“And actually, new teachers are actually pretty bad. You don’t really learn to teach at all well until you’re six or seven years into the profession. And some recent data from Australia shows that the amount of value added by teachers actually carries on increasing for about twenty years.”
And here’s a brilliant paragraph.
“The key concept here—the big trap—is that teachers do not create learning. That’s true teachers do not create learning, and yet most teachers behave as if they do. Learners create learning. Teachers create the conditions under which learning can take place. Our schools don’t function like that, which is why somebody once joked that schools are places where kids go to watch teachers work.”
The solution, given the fact that reducing clss sizes is incredibly expensive, is to use diagnistic 'hinge' questions. This accelerates the teacher's knowledge of the state of learning of the learners and accelerates the learning.
Dylan William also co-authored, with professor Paul Blackgave, the brilliant Inside the Black Box: Raising Standards through Classroom Assessment, another ‘should be compulsory’ text for educators. This makes the obvious point that far too much teaching is simply 'chalk and talk'. If you don't believe this walk into any school and you'll see it in practice. It's a manifesto for more formative assessment.
Why questions matter
What matters? All of the above and more. Questions really do matter in learning.
Questions and curiosity
First, they stimulate curiosity. Almost all of my learning as an adult has this dynamic. Something intigues me and I follow it up as I'm curious to find the answer. This is the great joy of having the internet as a resource. It has made this type of inquiry and research possible.
Questions and diagnosis
Good qestions diagnose your strengths and weaknesses.
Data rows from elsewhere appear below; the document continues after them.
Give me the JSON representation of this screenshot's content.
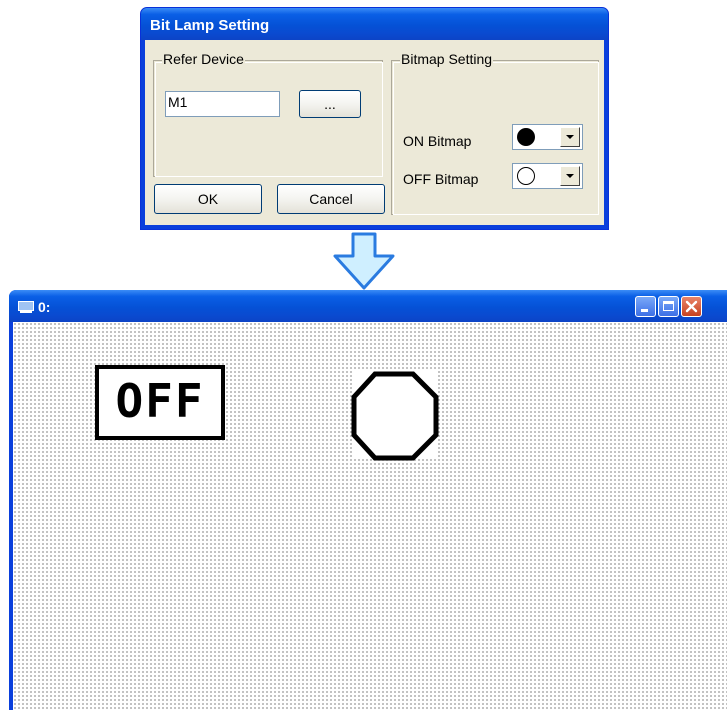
{
  "dialog": {
    "title": "Bit Lamp Setting",
    "refer_device": {
      "legend": "Refer Device",
      "value": "M1",
      "browse_label": "..."
    },
    "ok_label": "OK",
    "cancel_label": "Cancel",
    "bitmap_setting": {
      "legend": "Bitmap Setting",
      "on_label": "ON Bitmap",
      "on_icon": "filled-circle-icon",
      "off_label": "OFF Bitmap",
      "off_icon": "empty-circle-icon"
    }
  },
  "arrow_icon": "down-arrow-icon",
  "window": {
    "title": "0:",
    "buttons": [
      "minimize",
      "maximize",
      "close"
    ],
    "off_label": "OFF",
    "lamp_icon": "empty-circle-icon"
  },
  "colors": {
    "title_blue": "#0a5fe6",
    "dialog_face": "#ece9d8",
    "arrow_fill": "#cfefff",
    "arrow_outline": "#2a7be0"
  }
}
You don't know what you don't know and questions uncover the often uncomfortable truth that you know less than you thought you know.
Questions and improvement
Questions and searching for answers are fundamental to the process of learning. Roger Schank has been using this apporach in all sorts of contexts, and this truly structured Socratic approach, works well when used by a skilled practitioner.
Questions and motivation
To create the conditions for learning, as opposed to just delivering content, questions are the true stimulus.
Yet, despite these advantages, few have the real skills to either construct or deliver formative or summative feedback at the level necessary for true learning. It's a real skill.